# PROMPT:
Wherever a line in the records below contains "Корзина", copy that line.

# INPUT MATERIAL:
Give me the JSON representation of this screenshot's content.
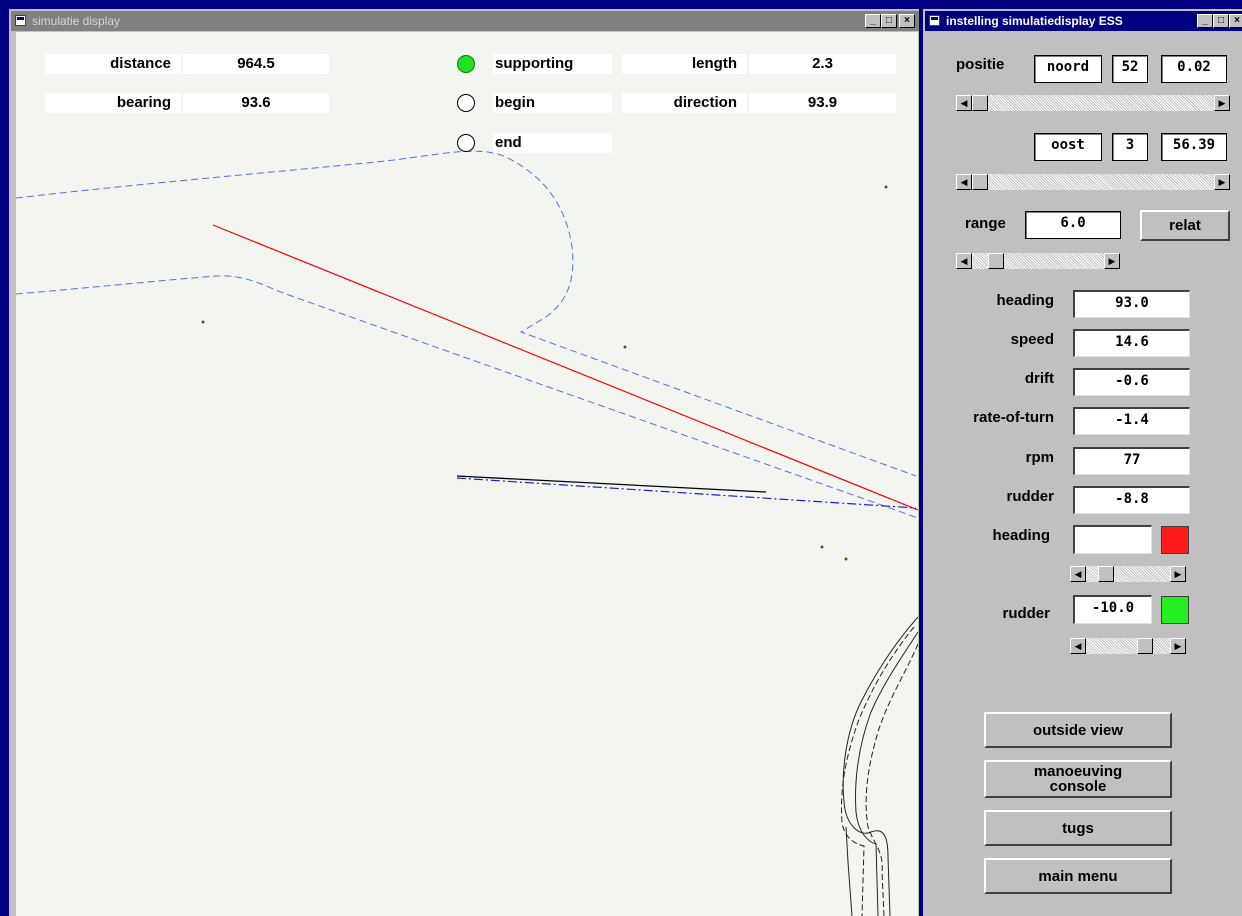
{
  "sim": {
    "title": "simulatie display",
    "info": {
      "distance_label": "distance",
      "distance_value": "964.5",
      "bearing_label": "bearing",
      "bearing_value": "93.6",
      "length_label": "length",
      "length_value": "2.3",
      "direction_label": "direction",
      "direction_value": "93.9"
    },
    "modes": [
      {
        "label": "supporting",
        "selected": true
      },
      {
        "label": "begin",
        "selected": false
      },
      {
        "label": "end",
        "selected": false
      }
    ]
  },
  "settings": {
    "title": "instelling simulatiedisplay ESS",
    "positie_label": "positie",
    "north": {
      "dir": "noord",
      "deg": "52",
      "min": "0.02"
    },
    "east": {
      "dir": "oost",
      "deg": "3",
      "min": "56.39"
    },
    "range_label": "range",
    "range_value": "6.0",
    "relat_button": "relat",
    "readouts": [
      {
        "label": "heading",
        "value": "93.0"
      },
      {
        "label": "speed",
        "value": "14.6"
      },
      {
        "label": "drift",
        "value": "-0.6"
      },
      {
        "label": "rate-of-turn",
        "value": "-1.4"
      },
      {
        "label": "rpm",
        "value": "77"
      },
      {
        "label": "rudder",
        "value": "-8.8"
      }
    ],
    "heading_setting": {
      "label": "heading",
      "value": "",
      "color": "#ff1a1a"
    },
    "rudder_setting": {
      "label": "rudder",
      "value": "-10.0",
      "color": "#22ee22"
    },
    "buttons": {
      "outside_view": "outside view",
      "manoeuving_console": "manoeuving console",
      "tugs": "tugs",
      "main_menu": "main menu"
    }
  },
  "colors": {
    "desktop": "#000080",
    "route": "#ff0000",
    "fairway": "#5a6cf0",
    "selected_mode": "#21e021"
  }
}
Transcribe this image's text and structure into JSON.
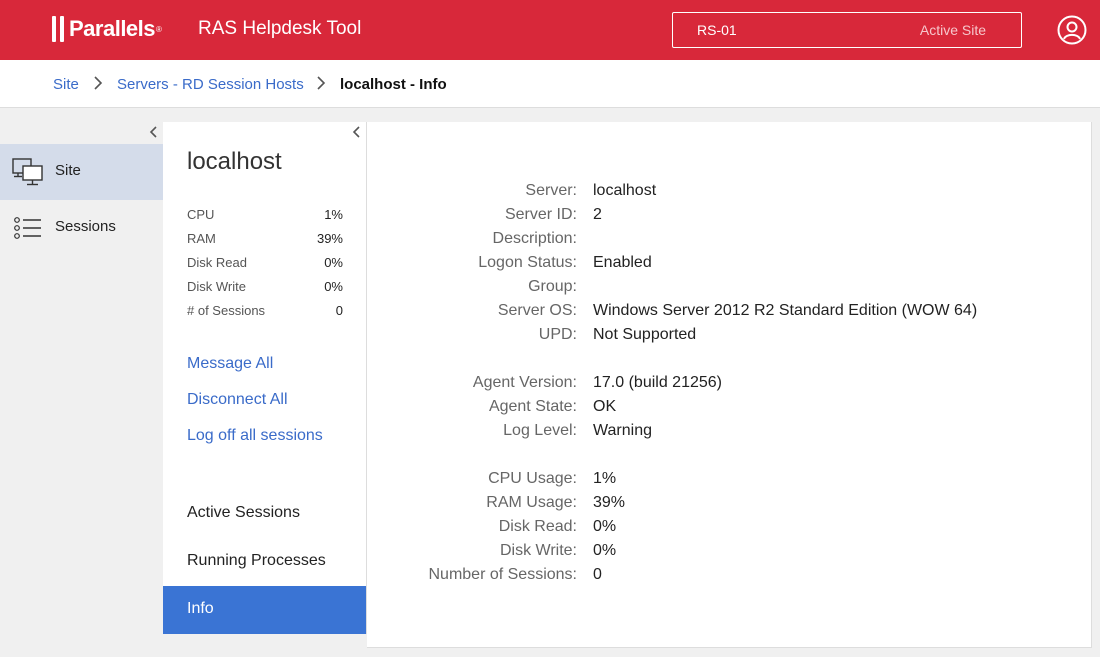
{
  "header": {
    "logo_text": "Parallels",
    "logo_mark": "®",
    "app_title": "RAS Helpdesk Tool",
    "site_name": "RS-01",
    "site_status": "Active Site",
    "user_icon": "user-circle-icon",
    "brand_color": "#d8283a"
  },
  "breadcrumb": {
    "items": [
      "Site",
      "Servers - RD Session Hosts"
    ],
    "current": "localhost - Info"
  },
  "leftnav": {
    "items": [
      {
        "label": "Site",
        "icon": "monitors-icon",
        "active": true
      },
      {
        "label": "Sessions",
        "icon": "list-icon",
        "active": false
      }
    ]
  },
  "host": {
    "name": "localhost",
    "stats": [
      {
        "label": "CPU",
        "value": "1%"
      },
      {
        "label": "RAM",
        "value": "39%"
      },
      {
        "label": "Disk Read",
        "value": "0%"
      },
      {
        "label": "Disk Write",
        "value": "0%"
      },
      {
        "label": "# of Sessions",
        "value": "0"
      }
    ],
    "actions": [
      "Message All",
      "Disconnect All",
      "Log off all sessions"
    ],
    "tabs": [
      {
        "label": "Active Sessions",
        "active": false
      },
      {
        "label": "Running Processes",
        "active": false
      },
      {
        "label": "Info",
        "active": true
      }
    ]
  },
  "info": {
    "groups": [
      [
        {
          "label": "Server:",
          "value": "localhost"
        },
        {
          "label": "Server ID:",
          "value": "2"
        },
        {
          "label": "Description:",
          "value": ""
        },
        {
          "label": "Logon Status:",
          "value": "Enabled"
        },
        {
          "label": "Group:",
          "value": ""
        },
        {
          "label": "Server OS:",
          "value": "Windows Server 2012 R2 Standard Edition (WOW 64)"
        },
        {
          "label": "UPD:",
          "value": "Not Supported"
        }
      ],
      [
        {
          "label": "Agent Version:",
          "value": "17.0 (build 21256)"
        },
        {
          "label": "Agent State:",
          "value": "OK"
        },
        {
          "label": "Log Level:",
          "value": "Warning"
        }
      ],
      [
        {
          "label": "CPU Usage:",
          "value": "1%"
        },
        {
          "label": "RAM Usage:",
          "value": "39%"
        },
        {
          "label": "Disk Read:",
          "value": "0%"
        },
        {
          "label": "Disk Write:",
          "value": "0%"
        },
        {
          "label": "Number of Sessions:",
          "value": "0"
        }
      ]
    ]
  }
}
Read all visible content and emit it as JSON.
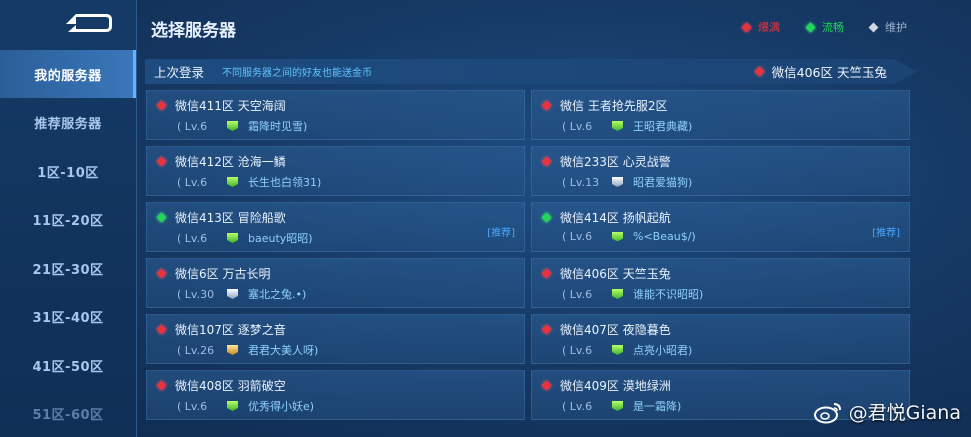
{
  "header": {
    "title": "选择服务器"
  },
  "legend": [
    {
      "label": "爆满",
      "color": "#e8323c"
    },
    {
      "label": "流畅",
      "color": "#22d65a"
    },
    {
      "label": "维护",
      "color": "#cfd9e6"
    }
  ],
  "sidebar": {
    "items": [
      {
        "label": "我的服务器",
        "active": true
      },
      {
        "label": "推荐服务器"
      },
      {
        "label": "1区-10区"
      },
      {
        "label": "11区-20区"
      },
      {
        "label": "21区-30区"
      },
      {
        "label": "31区-40区"
      },
      {
        "label": "41区-50区"
      },
      {
        "label": "51区-60区"
      }
    ]
  },
  "last_login": {
    "label": "上次登录",
    "hint": "不同服务器之间的好友也能送金币",
    "server": "微信406区 天竺玉兔",
    "status": "red"
  },
  "servers": [
    {
      "server": "微信411区 天空海阔",
      "level": "( Lv.6",
      "player": "霜降时见雪)",
      "status": "red",
      "rank": "green"
    },
    {
      "server": "微信 王者抢先服2区",
      "level": "( Lv.6",
      "player": "王昭君典藏)",
      "status": "red",
      "rank": "green"
    },
    {
      "server": "微信412区 沧海一鳞",
      "level": "( Lv.6",
      "player": "长生也白领31)",
      "status": "red",
      "rank": "green"
    },
    {
      "server": "微信233区 心灵战警",
      "level": "( Lv.13",
      "player": "昭君爱猫狗)",
      "status": "red",
      "rank": "silver"
    },
    {
      "server": "微信413区 冒险船歌",
      "level": "( Lv.6",
      "player": "baeuty昭昭)",
      "status": "green",
      "rank": "green",
      "tag": "[推荐]"
    },
    {
      "server": "微信414区 扬帆起航",
      "level": "( Lv.6",
      "player": "%<Beau$/)",
      "status": "green",
      "rank": "green",
      "tag": "[推荐]"
    },
    {
      "server": "微信6区 万古长明",
      "level": "( Lv.30",
      "player": "塞北之兔.•)",
      "status": "red",
      "rank": "silver"
    },
    {
      "server": "微信406区 天竺玉兔",
      "level": "( Lv.6",
      "player": "谁能不识昭昭)",
      "status": "red",
      "rank": "green"
    },
    {
      "server": "微信107区 逐梦之音",
      "level": "( Lv.26",
      "player": "君君大美人呀)",
      "status": "red",
      "rank": "gold"
    },
    {
      "server": "微信407区 夜隐暮色",
      "level": "( Lv.6",
      "player": "点亮小昭君)",
      "status": "red",
      "rank": "green"
    },
    {
      "server": "微信408区 羽箭破空",
      "level": "( Lv.6",
      "player": "优秀得小妖e)",
      "status": "red",
      "rank": "green"
    },
    {
      "server": "微信409区 漠地绿洲",
      "level": "( Lv.6",
      "player": "是一霜降)",
      "status": "red",
      "rank": "green"
    }
  ],
  "watermark": {
    "text": "@君悦Giana"
  }
}
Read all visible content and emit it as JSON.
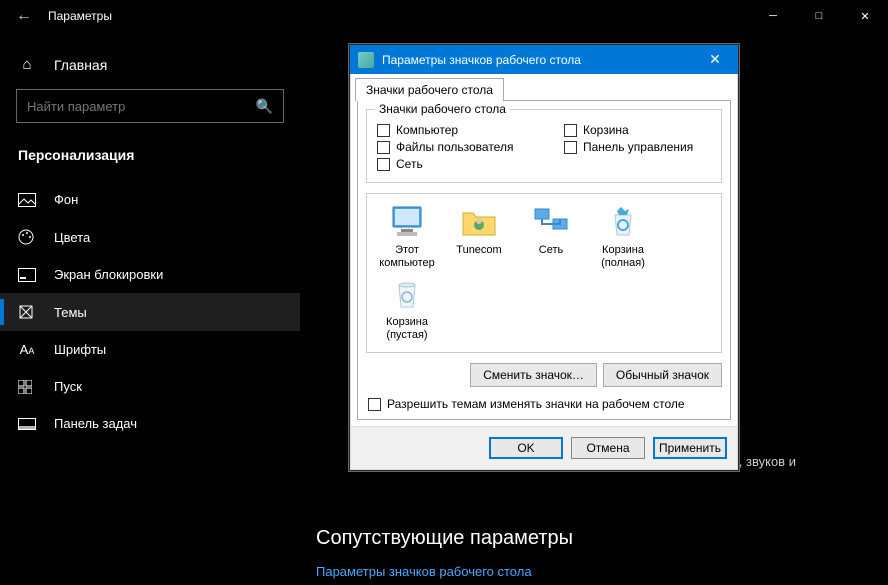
{
  "titlebar": {
    "title": "Параметры"
  },
  "sidebar": {
    "home": "Главная",
    "search_placeholder": "Найти параметр",
    "section": "Персонализация",
    "items": [
      {
        "label": "Фон"
      },
      {
        "label": "Цвета"
      },
      {
        "label": "Экран блокировки"
      },
      {
        "label": "Темы"
      },
      {
        "label": "Шрифты"
      },
      {
        "label": "Пуск"
      },
      {
        "label": "Панель задач"
      }
    ]
  },
  "main": {
    "bg_fragment": "боев, звуков и",
    "related_title": "Сопутствующие параметры",
    "related_link": "Параметры значков рабочего стола"
  },
  "dialog": {
    "title": "Параметры значков рабочего стола",
    "tab": "Значки рабочего стола",
    "group_legend": "Значки рабочего стола",
    "checkboxes": {
      "computer": "Компьютер",
      "recycle": "Корзина",
      "userfiles": "Файлы пользователя",
      "controlpanel": "Панель управления",
      "network": "Сеть"
    },
    "icons": {
      "this_pc_1": "Этот",
      "this_pc_2": "компьютер",
      "tunecom": "Tunecom",
      "network": "Сеть",
      "recycle_full_1": "Корзина",
      "recycle_full_2": "(полная)",
      "recycle_empty_1": "Корзина",
      "recycle_empty_2": "(пустая)"
    },
    "change_icon": "Сменить значок…",
    "default_icon": "Обычный значок",
    "allow_themes": "Разрешить темам изменять значки на рабочем столе",
    "ok": "OK",
    "cancel": "Отмена",
    "apply": "Применить"
  }
}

# EXERCISE RESULT:
      "recycle": "Корзина",
      "recycle_full_1": "Корзина",
      "recycle_empty_1": "Корзина",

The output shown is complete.